==== Provided records

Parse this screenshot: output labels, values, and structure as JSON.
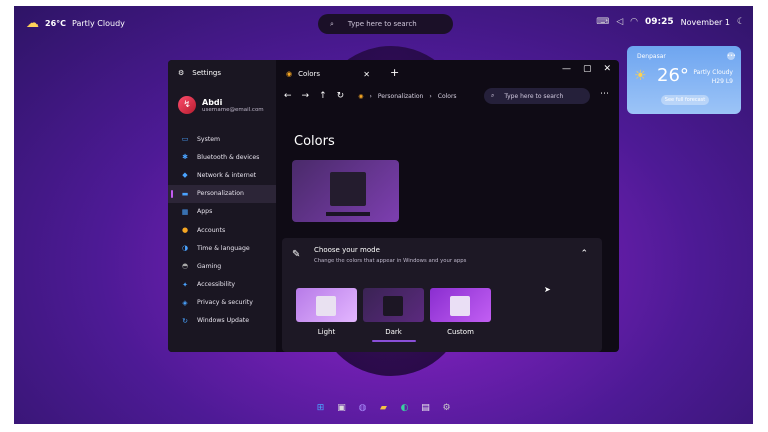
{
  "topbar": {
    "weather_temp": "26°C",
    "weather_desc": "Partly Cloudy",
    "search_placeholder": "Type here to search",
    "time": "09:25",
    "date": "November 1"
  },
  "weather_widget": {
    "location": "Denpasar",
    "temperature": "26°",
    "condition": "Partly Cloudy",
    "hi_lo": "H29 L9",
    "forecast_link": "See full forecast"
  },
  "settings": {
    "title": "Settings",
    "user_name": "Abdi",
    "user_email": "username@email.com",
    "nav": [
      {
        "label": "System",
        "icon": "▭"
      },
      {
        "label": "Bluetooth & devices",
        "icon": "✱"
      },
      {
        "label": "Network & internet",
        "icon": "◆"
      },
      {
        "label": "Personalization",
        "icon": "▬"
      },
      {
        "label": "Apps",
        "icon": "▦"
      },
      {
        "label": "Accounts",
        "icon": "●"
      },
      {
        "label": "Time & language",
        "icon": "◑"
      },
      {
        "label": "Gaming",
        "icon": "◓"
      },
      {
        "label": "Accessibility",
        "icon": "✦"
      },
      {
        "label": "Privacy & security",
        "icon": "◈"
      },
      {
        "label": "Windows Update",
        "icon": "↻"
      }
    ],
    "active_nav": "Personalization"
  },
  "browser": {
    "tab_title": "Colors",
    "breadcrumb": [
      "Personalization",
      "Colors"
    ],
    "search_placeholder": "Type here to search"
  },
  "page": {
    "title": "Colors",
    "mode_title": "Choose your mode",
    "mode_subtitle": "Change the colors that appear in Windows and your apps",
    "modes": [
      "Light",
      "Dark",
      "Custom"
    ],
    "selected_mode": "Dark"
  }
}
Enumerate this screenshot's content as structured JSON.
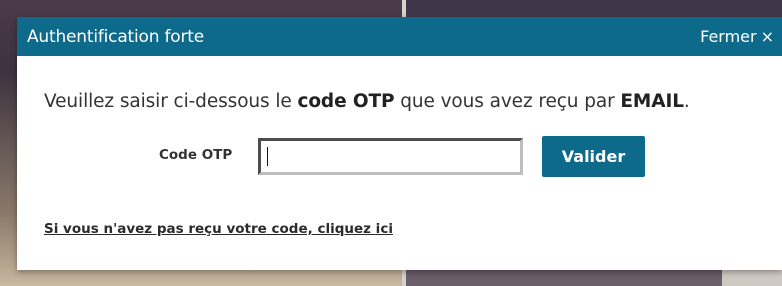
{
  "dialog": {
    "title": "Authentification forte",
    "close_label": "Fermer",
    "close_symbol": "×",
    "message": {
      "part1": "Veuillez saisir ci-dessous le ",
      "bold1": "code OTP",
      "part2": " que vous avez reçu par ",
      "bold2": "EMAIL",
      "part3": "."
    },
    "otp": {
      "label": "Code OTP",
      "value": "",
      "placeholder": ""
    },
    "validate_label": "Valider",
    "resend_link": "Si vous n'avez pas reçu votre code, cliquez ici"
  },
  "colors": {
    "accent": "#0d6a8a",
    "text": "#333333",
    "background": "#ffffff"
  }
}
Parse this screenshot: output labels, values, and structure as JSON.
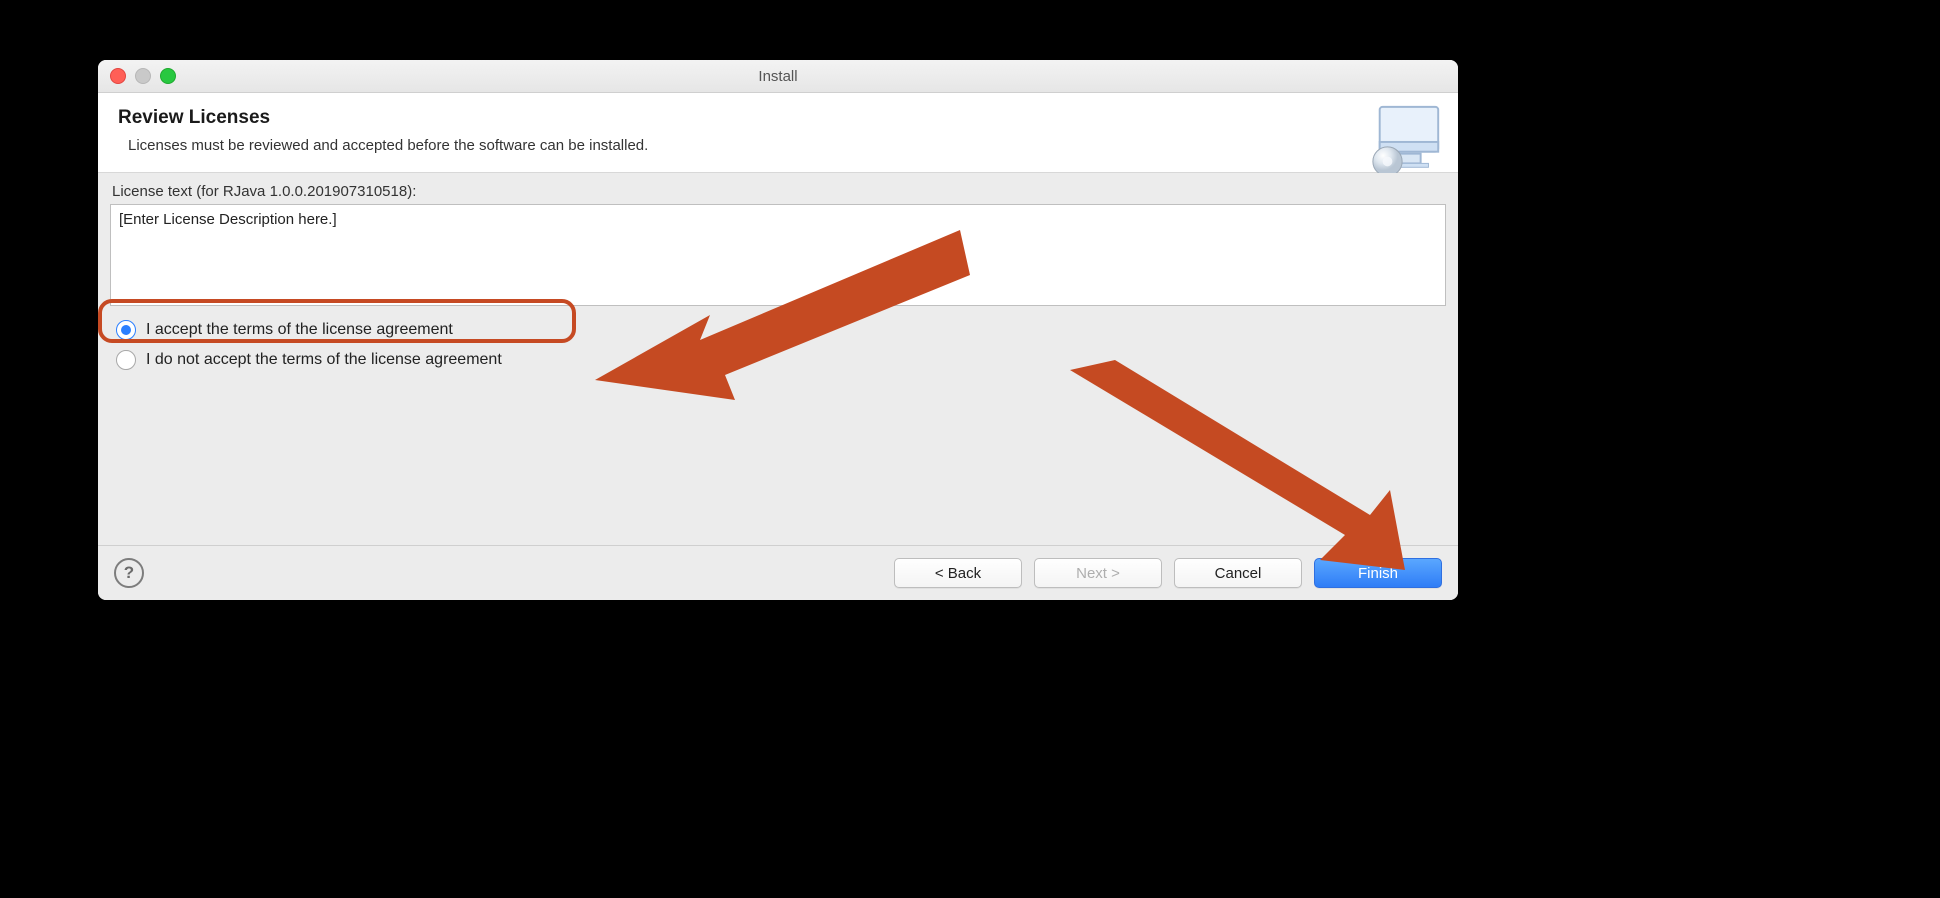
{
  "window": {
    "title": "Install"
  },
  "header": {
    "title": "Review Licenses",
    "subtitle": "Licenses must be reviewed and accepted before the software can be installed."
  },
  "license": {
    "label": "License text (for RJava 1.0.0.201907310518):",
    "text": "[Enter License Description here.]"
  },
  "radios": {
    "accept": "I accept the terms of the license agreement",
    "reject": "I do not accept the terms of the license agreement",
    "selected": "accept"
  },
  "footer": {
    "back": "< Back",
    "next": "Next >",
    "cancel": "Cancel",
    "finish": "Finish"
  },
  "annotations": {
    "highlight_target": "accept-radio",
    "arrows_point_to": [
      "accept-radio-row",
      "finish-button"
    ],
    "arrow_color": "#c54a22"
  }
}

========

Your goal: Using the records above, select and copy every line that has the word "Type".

Your solution:
    "search_placeholder": "Type here to search",
    "search_placeholder": "Type here to search"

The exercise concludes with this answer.